• [Work to be completed]: Go through the listing below and list every line with "size".

Data shown section start

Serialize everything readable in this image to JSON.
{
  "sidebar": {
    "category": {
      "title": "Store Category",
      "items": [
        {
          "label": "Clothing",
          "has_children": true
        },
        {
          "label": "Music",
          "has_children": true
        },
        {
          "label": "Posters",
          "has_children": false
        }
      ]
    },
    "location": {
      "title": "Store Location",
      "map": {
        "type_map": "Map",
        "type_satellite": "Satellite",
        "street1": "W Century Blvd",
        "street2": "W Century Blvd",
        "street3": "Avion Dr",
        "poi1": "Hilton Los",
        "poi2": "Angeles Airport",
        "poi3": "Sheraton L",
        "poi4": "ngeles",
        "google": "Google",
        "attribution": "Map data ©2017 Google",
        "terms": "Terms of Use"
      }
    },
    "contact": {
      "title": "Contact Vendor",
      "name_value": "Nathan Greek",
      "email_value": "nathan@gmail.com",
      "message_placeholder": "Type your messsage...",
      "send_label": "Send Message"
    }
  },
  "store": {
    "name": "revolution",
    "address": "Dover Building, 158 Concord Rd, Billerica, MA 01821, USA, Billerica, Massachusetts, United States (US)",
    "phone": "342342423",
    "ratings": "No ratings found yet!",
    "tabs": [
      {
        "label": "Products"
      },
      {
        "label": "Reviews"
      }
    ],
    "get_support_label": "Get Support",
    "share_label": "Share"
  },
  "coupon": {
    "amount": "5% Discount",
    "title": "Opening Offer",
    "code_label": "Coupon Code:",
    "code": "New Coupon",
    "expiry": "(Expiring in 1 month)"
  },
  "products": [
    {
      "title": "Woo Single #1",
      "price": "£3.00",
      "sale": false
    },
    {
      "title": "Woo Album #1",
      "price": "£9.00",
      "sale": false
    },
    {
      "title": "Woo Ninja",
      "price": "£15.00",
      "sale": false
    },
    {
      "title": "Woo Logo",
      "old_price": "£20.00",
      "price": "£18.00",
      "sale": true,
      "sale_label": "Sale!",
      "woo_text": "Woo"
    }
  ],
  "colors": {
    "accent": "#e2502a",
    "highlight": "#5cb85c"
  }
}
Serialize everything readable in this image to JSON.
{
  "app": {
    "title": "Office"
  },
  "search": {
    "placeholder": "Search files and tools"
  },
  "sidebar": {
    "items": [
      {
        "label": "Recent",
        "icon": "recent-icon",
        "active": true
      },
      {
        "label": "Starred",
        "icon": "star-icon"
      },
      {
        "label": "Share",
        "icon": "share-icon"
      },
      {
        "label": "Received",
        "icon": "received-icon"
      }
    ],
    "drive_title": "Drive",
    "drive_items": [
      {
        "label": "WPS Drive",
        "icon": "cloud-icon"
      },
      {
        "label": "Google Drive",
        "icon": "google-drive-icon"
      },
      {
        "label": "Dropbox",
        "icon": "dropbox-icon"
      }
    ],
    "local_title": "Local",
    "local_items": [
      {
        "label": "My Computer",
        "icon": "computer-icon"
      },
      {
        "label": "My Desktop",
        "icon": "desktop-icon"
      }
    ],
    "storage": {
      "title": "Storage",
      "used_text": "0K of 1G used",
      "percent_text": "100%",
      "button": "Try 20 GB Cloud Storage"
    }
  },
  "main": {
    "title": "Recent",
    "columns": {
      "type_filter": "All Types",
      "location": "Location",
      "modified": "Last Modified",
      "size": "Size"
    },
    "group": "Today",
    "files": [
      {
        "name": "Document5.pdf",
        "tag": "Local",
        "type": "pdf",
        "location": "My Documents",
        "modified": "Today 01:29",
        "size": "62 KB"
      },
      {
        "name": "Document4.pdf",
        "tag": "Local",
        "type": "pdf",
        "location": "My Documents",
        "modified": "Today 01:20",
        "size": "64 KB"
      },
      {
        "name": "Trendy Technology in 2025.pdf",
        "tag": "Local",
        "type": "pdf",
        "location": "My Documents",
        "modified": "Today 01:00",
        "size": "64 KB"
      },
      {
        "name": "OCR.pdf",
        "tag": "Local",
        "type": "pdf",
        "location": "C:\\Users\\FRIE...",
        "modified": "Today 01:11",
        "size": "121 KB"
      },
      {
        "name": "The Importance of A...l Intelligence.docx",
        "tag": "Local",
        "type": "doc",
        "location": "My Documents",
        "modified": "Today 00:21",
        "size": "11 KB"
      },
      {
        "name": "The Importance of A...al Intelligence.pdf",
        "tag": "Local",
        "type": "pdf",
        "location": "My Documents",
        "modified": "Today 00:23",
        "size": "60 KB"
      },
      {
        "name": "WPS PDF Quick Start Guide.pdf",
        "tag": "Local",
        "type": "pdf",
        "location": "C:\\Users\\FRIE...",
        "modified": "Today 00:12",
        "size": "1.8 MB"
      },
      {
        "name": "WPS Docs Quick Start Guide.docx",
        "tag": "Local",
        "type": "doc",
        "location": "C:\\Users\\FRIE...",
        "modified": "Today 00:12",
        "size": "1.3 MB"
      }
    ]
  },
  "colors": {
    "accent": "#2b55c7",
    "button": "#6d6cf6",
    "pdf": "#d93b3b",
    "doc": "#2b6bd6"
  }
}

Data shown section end

• [Worked solution]:
      "size": "Size"
        "size": "62 KB"
        "size": "64 KB"
        "size": "64 KB"
        "size": "121 KB"
        "size": "11 KB"
        "size": "60 KB"
        "size": "1.8 MB"
        "size": "1.3 MB"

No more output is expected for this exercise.